When British missionary Amy Carmichael learned of the secret trafficking of little children in the temples of India, other missionaries opposed her involvement. Consequently, she worked tirelessly to rescue the children with minimal help. Similarly, pastors dismiss pro-life activists for being too concerned about abortion. Many are blinded to the dreadfulness of death by dismemberment, saying, “Aren’t the babies going to heaven anyway?”
Join us in the YEAR of the FRONTIER: United, informed prayer for the 400 largest groups most isolated from God's blessing through Jesus. Learn about these 400 largest Frontier People Groups at JoshuaProject.net/frontier/3. In collaboration with several global networks: Joshua Project, the Global Prayer Digest and ission Frontiers are inviting daily prayer for the 400 largest Frontier People Groups (FPGs).

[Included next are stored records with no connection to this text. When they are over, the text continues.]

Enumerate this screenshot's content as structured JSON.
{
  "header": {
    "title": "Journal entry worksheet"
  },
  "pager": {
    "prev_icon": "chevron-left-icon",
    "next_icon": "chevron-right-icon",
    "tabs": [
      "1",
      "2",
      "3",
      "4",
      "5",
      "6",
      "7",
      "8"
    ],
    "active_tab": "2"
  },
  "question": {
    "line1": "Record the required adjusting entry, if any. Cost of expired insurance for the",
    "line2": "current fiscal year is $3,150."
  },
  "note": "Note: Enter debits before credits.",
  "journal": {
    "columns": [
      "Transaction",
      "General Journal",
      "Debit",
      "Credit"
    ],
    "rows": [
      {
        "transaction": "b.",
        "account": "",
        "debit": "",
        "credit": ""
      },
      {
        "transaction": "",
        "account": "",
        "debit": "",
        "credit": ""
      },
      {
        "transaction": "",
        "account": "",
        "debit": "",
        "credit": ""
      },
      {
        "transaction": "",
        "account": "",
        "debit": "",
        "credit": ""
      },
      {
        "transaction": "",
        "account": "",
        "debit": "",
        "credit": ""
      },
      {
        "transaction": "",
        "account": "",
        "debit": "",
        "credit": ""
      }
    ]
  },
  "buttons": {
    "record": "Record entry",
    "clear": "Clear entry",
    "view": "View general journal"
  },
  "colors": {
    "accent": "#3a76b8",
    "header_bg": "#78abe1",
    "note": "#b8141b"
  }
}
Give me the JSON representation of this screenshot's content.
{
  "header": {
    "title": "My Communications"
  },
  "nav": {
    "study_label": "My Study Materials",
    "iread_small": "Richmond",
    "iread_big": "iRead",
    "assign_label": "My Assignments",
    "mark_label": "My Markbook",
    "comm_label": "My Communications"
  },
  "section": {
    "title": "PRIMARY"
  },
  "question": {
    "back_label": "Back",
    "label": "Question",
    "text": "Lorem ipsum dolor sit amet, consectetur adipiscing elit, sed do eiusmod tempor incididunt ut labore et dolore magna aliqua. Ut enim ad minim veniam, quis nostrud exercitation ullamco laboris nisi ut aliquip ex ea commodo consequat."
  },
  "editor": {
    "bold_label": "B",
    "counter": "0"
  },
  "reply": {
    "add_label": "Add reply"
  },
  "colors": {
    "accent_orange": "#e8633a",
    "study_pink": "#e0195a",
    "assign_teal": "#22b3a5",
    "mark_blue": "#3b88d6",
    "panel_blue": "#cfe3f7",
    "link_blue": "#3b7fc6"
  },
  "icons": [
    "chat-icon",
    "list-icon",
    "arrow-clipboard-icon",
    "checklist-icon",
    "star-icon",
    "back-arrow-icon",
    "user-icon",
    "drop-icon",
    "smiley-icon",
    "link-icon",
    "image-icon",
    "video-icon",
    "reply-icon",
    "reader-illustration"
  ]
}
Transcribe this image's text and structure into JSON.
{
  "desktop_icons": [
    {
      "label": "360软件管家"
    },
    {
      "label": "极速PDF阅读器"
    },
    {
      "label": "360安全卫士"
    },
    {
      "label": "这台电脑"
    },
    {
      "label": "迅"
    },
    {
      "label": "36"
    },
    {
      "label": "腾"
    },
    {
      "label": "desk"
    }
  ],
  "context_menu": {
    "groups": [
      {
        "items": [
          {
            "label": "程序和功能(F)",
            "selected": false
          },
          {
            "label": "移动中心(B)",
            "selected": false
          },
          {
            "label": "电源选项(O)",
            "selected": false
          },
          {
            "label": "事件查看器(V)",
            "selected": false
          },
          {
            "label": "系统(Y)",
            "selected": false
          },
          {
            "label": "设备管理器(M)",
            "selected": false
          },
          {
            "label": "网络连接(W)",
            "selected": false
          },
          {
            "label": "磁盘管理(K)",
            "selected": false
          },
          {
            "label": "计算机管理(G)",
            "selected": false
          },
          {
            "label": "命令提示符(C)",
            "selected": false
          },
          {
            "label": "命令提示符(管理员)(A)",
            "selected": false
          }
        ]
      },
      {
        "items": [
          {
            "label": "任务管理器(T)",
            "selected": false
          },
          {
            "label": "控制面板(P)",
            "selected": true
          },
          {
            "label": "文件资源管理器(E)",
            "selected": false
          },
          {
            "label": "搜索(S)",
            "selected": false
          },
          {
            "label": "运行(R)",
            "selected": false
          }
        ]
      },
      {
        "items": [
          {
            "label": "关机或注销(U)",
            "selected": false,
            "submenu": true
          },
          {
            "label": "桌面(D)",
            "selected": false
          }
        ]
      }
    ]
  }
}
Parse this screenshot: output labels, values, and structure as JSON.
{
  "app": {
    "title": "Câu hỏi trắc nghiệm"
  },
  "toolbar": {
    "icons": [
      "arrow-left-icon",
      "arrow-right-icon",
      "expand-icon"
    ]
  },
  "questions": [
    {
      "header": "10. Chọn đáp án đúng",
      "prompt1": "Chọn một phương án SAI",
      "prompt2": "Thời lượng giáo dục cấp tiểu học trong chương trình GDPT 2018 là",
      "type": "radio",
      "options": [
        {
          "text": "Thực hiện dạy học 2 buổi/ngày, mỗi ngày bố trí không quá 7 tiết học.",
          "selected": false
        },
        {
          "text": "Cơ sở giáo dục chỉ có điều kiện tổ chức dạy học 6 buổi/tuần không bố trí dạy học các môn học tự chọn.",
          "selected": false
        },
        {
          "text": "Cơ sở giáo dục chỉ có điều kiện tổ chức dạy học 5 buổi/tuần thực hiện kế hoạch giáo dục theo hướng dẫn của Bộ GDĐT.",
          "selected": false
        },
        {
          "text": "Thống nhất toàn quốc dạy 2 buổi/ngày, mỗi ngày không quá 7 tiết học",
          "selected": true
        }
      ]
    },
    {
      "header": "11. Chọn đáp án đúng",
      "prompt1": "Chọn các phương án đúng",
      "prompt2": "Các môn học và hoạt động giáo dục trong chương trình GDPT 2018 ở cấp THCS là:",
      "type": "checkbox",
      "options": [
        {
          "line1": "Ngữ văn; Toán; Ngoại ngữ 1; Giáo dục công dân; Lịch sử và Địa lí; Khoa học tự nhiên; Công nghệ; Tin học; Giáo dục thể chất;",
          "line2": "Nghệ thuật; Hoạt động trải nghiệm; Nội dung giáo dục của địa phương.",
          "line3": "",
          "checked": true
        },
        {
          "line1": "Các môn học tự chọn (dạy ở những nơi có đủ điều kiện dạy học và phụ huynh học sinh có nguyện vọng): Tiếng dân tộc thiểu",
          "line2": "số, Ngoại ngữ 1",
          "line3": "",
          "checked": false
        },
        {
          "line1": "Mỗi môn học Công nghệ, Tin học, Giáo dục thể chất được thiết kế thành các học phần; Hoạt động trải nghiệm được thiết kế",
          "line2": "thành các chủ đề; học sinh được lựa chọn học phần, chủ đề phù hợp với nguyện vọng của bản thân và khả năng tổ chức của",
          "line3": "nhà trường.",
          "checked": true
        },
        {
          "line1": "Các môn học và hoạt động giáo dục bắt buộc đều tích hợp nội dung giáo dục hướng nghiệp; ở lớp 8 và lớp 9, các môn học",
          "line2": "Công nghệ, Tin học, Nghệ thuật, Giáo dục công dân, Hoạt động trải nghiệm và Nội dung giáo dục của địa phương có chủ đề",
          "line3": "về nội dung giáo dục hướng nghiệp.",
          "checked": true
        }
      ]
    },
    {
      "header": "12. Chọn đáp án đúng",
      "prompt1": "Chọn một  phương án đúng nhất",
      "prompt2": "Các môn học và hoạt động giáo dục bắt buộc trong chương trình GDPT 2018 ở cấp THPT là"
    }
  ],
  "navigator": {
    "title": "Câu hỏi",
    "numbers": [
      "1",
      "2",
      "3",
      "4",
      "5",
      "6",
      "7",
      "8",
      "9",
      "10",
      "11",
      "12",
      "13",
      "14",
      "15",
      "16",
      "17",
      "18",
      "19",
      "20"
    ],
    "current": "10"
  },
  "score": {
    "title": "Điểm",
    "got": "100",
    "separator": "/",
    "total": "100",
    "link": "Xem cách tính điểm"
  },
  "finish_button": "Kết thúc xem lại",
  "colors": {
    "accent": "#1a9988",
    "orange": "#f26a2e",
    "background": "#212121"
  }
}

Please see attached .pdf files for the calendars.
Jesus tells us in Matthew 24 that before He returns, many calamities will come, including all kinds of natural and human disasters. Believers will be handed over to persecution, hated by all ethnē because of Jesus and even put to death. Many will turn away from faith in Jesus and betray and hate each other. Due to this increase in wickedness, the love of most believers will grow cold. Not a nice picture, huh?
“I see waves of young people spreading the gospel across the whole world,” said Youth With a Mission’s visionary pioneer, Loren Cunningham. In 1960 when he said this, the concept of short-term missions was revolutionary. Many thought the idea at best, naïve, and at worst, destructive. In that era, missions were only done by longterm workers who dedicated their entire careers to serving as missionaries. What could young people do? “Much damage!” thought many experienced field practitioner.
What would you think if you heard people making fun of a bride? Imagine they were detailing her failures…and this was happening years after she got married! Her husband dearly loves his bride. He can see her shortcomings too, better than anyone else, but he loves her so profoundly that he is willing to do anything for her—even give his life—like many husbands would (we would hope).